TASK DETAILS ::
The lines you return must be all those in the data that hold the string "exists".

-- Opening Marker --

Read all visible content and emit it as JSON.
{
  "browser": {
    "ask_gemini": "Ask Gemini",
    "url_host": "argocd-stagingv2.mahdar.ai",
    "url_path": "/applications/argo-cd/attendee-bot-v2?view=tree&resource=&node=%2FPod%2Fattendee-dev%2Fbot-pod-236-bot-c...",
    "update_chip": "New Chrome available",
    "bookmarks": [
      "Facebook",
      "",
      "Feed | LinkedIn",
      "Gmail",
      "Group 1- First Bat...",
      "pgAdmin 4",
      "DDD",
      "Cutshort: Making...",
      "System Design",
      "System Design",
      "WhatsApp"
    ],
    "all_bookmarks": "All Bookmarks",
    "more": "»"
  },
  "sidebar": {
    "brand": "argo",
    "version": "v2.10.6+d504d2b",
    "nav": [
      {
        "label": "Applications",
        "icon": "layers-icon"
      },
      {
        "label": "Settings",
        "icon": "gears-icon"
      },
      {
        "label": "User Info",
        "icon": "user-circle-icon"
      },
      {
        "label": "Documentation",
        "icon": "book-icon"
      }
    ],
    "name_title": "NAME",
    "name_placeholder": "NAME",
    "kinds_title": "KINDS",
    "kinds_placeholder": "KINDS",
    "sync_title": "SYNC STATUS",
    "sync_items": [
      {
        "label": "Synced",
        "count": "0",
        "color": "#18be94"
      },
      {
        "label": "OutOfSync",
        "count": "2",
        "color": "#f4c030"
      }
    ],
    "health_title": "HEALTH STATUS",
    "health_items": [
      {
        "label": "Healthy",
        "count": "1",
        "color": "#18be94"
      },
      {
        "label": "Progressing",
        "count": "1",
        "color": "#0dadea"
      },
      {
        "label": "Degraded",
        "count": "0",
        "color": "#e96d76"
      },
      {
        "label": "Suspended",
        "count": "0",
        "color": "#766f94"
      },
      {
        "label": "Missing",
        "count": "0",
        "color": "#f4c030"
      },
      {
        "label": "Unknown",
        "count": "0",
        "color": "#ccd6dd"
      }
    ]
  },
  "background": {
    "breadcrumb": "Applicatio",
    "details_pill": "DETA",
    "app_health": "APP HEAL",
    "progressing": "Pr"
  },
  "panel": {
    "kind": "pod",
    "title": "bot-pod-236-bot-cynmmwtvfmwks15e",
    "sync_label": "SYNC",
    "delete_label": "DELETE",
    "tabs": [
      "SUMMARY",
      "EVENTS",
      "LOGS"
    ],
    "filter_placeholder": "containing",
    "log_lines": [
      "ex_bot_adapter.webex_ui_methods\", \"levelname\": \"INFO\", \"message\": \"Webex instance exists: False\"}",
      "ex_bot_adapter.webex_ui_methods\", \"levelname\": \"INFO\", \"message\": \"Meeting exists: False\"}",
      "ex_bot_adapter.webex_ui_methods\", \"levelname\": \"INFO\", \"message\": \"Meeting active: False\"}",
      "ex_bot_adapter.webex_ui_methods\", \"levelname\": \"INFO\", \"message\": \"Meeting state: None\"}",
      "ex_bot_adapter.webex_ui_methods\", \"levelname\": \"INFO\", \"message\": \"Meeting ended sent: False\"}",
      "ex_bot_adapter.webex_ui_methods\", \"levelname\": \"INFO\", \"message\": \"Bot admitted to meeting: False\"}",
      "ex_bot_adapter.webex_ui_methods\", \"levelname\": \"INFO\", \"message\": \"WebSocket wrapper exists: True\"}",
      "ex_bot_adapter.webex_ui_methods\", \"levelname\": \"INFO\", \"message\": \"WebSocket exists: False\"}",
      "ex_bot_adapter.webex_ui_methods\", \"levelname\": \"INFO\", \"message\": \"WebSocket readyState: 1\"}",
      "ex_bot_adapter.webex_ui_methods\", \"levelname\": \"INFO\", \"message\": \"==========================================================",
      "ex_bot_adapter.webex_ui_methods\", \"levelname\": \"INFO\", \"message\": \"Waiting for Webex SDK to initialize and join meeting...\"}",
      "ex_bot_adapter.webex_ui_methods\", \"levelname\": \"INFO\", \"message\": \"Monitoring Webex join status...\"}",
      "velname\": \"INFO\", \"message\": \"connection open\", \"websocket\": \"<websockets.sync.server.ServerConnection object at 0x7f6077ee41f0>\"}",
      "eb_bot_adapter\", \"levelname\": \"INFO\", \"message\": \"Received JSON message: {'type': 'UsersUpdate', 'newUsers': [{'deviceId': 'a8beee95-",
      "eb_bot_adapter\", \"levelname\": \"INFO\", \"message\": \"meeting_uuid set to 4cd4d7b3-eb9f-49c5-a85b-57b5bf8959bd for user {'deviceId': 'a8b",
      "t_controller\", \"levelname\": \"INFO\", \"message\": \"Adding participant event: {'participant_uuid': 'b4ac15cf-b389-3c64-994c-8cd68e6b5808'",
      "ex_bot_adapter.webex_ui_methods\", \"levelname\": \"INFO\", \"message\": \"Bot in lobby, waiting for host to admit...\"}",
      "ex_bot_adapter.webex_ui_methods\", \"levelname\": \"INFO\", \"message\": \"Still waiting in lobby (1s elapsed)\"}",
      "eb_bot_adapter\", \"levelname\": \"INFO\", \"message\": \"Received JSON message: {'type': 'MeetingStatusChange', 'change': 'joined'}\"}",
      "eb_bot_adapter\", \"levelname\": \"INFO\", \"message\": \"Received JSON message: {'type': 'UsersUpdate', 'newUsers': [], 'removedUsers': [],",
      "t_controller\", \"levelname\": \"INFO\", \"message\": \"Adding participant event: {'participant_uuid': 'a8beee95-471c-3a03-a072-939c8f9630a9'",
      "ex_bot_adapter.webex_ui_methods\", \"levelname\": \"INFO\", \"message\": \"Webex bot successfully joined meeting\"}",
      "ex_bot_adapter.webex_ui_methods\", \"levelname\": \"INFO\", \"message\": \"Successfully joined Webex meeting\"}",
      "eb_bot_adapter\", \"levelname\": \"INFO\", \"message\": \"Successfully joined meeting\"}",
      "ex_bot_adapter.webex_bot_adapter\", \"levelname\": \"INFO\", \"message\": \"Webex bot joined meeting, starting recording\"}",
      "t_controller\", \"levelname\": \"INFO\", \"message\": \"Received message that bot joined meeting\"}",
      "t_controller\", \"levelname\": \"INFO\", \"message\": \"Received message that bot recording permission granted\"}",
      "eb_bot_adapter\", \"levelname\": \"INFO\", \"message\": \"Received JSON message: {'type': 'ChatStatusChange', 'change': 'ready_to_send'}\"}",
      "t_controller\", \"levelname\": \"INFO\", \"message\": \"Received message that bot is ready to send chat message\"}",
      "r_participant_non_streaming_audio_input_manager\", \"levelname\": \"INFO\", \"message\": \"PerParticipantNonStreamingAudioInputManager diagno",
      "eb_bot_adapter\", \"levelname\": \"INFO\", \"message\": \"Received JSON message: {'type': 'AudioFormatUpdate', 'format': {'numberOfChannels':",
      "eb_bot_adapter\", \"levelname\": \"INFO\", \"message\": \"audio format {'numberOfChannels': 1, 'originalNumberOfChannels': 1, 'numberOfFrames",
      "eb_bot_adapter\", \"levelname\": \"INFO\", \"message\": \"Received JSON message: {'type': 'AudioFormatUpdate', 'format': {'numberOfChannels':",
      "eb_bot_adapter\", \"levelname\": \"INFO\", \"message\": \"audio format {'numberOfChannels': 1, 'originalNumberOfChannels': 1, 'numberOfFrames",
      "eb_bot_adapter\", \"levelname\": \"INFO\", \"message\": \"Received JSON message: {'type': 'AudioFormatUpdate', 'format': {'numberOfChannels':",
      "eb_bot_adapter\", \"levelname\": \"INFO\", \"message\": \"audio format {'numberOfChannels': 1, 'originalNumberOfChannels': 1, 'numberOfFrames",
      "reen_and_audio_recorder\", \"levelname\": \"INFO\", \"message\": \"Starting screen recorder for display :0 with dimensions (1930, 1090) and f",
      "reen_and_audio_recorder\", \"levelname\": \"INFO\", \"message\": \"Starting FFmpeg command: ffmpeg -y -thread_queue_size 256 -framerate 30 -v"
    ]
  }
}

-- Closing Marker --

WORKED SOLUTION ::
      "ex_bot_adapter.webex_ui_methods\", \"levelname\": \"INFO\", \"message\": \"Webex instance exists: False\"}",
      "ex_bot_adapter.webex_ui_methods\", \"levelname\": \"INFO\", \"message\": \"Meeting exists: False\"}",
      "ex_bot_adapter.webex_ui_methods\", \"levelname\": \"INFO\", \"message\": \"WebSocket wrapper exists: True\"}",
      "ex_bot_adapter.webex_ui_methods\", \"levelname\": \"INFO\", \"message\": \"WebSocket exists: False\"}",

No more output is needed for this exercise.